As America becomes more and more polarized, I fear that Jews will have nowhere to turn.
Jews who support the “alt-right” ignore the universalistic lessons of Jewish history.
I can safely say that Oberlin, Ohio, is the most vibrantly Jewish place I’ve ever lived.
Measuring quality of Jewish life on campus solely on perceived anti-Zionist rhetoric is immensely reductionist.
There are objective positives to being Jewish at Oberlin, and to be frank I’m a bit tired of hearing how bad Oberlin is for Jewish students.
White supremacists have tried to rebrand as the “alt-right.” Now the same folks are bringing you “counter-Semitism” instead of “anti-Semitism.”
The Anti-Defamation League is supporting legislation that Rachel Roberts says erases the distinction between anti-Israel speech and anti-Semitism.
The rightwing Zionist Organization of America is facing pushback for inviting the hard-right provocateur to an annual dinner.

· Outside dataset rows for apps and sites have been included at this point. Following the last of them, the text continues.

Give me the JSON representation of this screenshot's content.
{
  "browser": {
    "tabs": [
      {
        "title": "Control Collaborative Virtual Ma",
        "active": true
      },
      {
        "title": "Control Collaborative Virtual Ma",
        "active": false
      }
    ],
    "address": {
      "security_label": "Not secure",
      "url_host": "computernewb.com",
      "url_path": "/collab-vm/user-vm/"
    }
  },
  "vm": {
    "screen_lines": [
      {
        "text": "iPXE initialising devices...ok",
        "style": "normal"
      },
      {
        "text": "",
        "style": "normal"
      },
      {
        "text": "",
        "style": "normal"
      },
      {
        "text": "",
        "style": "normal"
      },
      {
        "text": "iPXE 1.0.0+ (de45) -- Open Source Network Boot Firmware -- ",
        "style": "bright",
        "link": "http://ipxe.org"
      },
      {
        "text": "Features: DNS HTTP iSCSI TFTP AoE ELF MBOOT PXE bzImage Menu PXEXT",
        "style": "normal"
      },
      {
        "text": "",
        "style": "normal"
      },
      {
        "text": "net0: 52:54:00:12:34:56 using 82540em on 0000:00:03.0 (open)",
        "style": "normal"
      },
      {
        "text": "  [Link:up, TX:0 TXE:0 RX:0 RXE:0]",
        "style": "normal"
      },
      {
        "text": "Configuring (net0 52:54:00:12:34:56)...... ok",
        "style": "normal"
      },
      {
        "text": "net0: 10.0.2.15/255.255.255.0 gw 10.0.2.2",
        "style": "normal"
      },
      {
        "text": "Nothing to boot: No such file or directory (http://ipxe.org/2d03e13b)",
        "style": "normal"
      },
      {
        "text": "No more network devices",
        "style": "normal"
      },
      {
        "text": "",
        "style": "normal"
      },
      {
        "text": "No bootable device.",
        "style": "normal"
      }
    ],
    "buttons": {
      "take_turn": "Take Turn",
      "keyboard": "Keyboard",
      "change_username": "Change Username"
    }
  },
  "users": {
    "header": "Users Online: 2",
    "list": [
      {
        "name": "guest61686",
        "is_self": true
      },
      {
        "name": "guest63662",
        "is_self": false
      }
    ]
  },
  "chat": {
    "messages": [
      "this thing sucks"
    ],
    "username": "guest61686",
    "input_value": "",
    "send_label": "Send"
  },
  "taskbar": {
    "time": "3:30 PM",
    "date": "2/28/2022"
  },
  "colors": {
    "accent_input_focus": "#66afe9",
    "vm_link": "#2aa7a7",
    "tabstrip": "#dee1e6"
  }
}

The Forward’s response to CUNY’s anti-Semitism report is both perplexing and troubling.
It’s not that Tzedek Chicago is a silo, Jay M. Stanton writes. Instead, it’s a safe space — for non-Zionists.